WORK INSTRUCTION ▸
Could you restate the entries below word for word and leave out the pictures?

EXERCISE MATERIALS ▸
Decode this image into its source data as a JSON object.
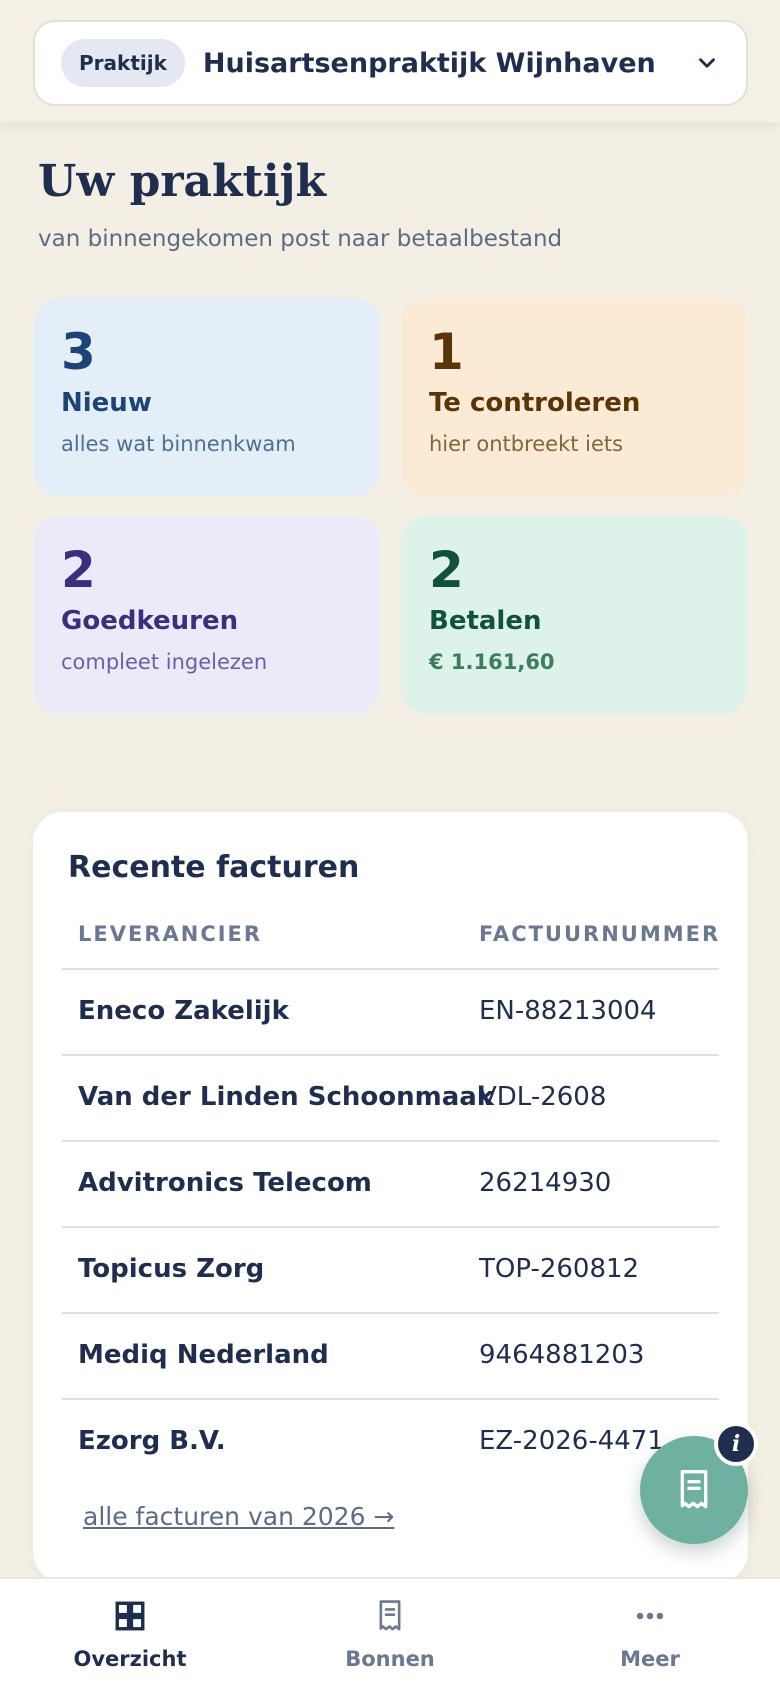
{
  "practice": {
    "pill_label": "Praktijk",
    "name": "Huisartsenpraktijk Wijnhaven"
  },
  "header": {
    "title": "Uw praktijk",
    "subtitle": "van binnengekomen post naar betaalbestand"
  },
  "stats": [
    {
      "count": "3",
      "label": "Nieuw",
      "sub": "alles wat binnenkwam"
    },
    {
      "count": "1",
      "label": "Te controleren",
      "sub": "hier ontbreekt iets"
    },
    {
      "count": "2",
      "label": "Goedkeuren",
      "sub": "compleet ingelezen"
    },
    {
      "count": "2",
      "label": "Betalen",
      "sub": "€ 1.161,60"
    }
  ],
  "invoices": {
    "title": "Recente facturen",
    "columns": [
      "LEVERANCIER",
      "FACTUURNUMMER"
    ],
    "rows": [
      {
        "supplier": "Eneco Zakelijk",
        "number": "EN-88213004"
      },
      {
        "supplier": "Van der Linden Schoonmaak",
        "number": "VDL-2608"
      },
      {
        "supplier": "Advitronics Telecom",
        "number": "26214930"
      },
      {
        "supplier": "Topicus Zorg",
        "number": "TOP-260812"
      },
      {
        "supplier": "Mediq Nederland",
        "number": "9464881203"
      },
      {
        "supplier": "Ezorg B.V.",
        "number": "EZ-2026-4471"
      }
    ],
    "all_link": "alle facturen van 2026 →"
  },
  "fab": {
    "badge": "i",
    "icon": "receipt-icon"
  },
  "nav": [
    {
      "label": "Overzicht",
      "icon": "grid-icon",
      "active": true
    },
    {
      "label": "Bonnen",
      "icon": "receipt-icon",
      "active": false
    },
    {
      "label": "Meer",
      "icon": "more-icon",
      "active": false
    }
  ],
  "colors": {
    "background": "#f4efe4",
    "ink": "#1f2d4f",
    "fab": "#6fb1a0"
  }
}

OUTPUT FOR THIS TASK ▸
Decode this image into its source data as a JSON object.
{
  "practice": {
    "pill_label": "Praktijk",
    "name": "Huisartsenpraktijk Wijnhaven"
  },
  "header": {
    "title": "Uw praktijk",
    "subtitle": "van binnengekomen post naar betaalbestand"
  },
  "stats": [
    {
      "count": "3",
      "label": "Nieuw",
      "sub": "alles wat binnenkwam"
    },
    {
      "count": "1",
      "label": "Te controleren",
      "sub": "hier ontbreekt iets"
    },
    {
      "count": "2",
      "label": "Goedkeuren",
      "sub": "compleet ingelezen"
    },
    {
      "count": "2",
      "label": "Betalen",
      "sub": "€ 1.161,60"
    }
  ],
  "invoices": {
    "title": "Recente facturen",
    "columns": [
      "LEVERANCIER",
      "FACTUURNUMMER"
    ],
    "rows": [
      {
        "supplier": "Eneco Zakelijk",
        "number": "EN-88213004"
      },
      {
        "supplier": "Van der Linden Schoonmaak",
        "number": "VDL-2608"
      },
      {
        "supplier": "Advitronics Telecom",
        "number": "26214930"
      },
      {
        "supplier": "Topicus Zorg",
        "number": "TOP-260812"
      },
      {
        "supplier": "Mediq Nederland",
        "number": "9464881203"
      },
      {
        "supplier": "Ezorg B.V.",
        "number": "EZ-2026-4471"
      }
    ],
    "all_link": "alle facturen van 2026 →"
  },
  "fab": {
    "badge": "i",
    "icon": "receipt-icon"
  },
  "nav": [
    {
      "label": "Overzicht",
      "icon": "grid-icon",
      "active": true
    },
    {
      "label": "Bonnen",
      "icon": "receipt-icon",
      "active": false
    },
    {
      "label": "Meer",
      "icon": "more-icon",
      "active": false
    }
  ],
  "colors": {
    "background": "#f4efe4",
    "ink": "#1f2d4f",
    "fab": "#6fb1a0"
  }
}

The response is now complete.